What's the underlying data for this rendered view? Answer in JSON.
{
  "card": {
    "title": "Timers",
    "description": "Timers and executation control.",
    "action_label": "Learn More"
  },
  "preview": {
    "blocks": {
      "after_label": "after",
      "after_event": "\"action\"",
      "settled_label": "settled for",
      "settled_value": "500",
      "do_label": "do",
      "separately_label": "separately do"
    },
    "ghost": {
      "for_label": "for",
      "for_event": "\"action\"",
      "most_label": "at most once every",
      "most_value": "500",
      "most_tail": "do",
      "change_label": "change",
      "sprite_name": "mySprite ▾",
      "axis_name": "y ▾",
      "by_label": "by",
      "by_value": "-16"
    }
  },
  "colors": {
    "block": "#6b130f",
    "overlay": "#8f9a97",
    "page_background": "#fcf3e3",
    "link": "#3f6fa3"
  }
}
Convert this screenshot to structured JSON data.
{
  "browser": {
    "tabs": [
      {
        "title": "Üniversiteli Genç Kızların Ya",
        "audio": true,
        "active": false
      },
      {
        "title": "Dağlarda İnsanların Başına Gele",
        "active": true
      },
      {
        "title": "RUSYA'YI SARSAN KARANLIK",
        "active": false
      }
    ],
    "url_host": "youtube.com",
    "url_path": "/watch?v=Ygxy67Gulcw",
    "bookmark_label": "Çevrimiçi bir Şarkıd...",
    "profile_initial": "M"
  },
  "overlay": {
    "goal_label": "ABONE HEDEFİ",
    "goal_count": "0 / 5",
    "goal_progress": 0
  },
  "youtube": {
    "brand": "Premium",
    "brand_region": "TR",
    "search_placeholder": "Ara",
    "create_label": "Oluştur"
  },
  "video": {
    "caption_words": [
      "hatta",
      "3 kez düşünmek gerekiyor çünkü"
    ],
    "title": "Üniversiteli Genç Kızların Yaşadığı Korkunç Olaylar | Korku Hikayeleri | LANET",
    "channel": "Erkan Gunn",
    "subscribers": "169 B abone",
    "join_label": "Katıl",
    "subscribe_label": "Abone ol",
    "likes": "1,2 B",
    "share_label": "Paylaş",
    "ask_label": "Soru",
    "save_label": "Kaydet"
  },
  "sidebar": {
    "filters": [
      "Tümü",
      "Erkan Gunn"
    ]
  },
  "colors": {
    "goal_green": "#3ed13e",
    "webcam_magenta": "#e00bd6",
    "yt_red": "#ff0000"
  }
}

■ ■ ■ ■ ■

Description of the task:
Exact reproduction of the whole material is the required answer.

Response to the task:
What's the underlying data for this rendered view? Answer in JSON.
{
  "card": {
    "title": "Timers",
    "description": "Timers and executation control.",
    "action_label": "Learn More"
  },
  "preview": {
    "blocks": {
      "after_label": "after",
      "after_event": "\"action\"",
      "settled_label": "settled for",
      "settled_value": "500",
      "do_label": "do",
      "separately_label": "separately do"
    },
    "ghost": {
      "for_label": "for",
      "for_event": "\"action\"",
      "most_label": "at most once every",
      "most_value": "500",
      "most_tail": "do",
      "change_label": "change",
      "sprite_name": "mySprite ▾",
      "axis_name": "y ▾",
      "by_label": "by",
      "by_value": "-16"
    }
  },
  "colors": {
    "block": "#6b130f",
    "overlay": "#8f9a97",
    "page_background": "#fcf3e3",
    "link": "#3f6fa3"
  }
}
Convert this screenshot to structured JSON data.
{
  "browser": {
    "tabs": [
      {
        "title": "Üniversiteli Genç Kızların Ya",
        "audio": true,
        "active": false
      },
      {
        "title": "Dağlarda İnsanların Başına Gele",
        "active": true
      },
      {
        "title": "RUSYA'YI SARSAN KARANLIK",
        "active": false
      }
    ],
    "url_host": "youtube.com",
    "url_path": "/watch?v=Ygxy67Gulcw",
    "bookmark_label": "Çevrimiçi bir Şarkıd...",
    "profile_initial": "M"
  },
  "overlay": {
    "goal_label": "ABONE HEDEFİ",
    "goal_count": "0 / 5",
    "goal_progress": 0
  },
  "youtube": {
    "brand": "Premium",
    "brand_region": "TR",
    "search_placeholder": "Ara",
    "create_label": "Oluştur"
  },
  "video": {
    "caption_words": [
      "hatta",
      "3 kez düşünmek gerekiyor çünkü"
    ],
    "title": "Üniversiteli Genç Kızların Yaşadığı Korkunç Olaylar | Korku Hikayeleri | LANET",
    "channel": "Erkan Gunn",
    "subscribers": "169 B abone",
    "join_label": "Katıl",
    "subscribe_label": "Abone ol",
    "likes": "1,2 B",
    "share_label": "Paylaş",
    "ask_label": "Soru",
    "save_label": "Kaydet"
  },
  "sidebar": {
    "filters": [
      "Tümü",
      "Erkan Gunn"
    ]
  },
  "colors": {
    "goal_green": "#3ed13e",
    "webcam_magenta": "#e00bd6",
    "yt_red": "#ff0000"
  }
}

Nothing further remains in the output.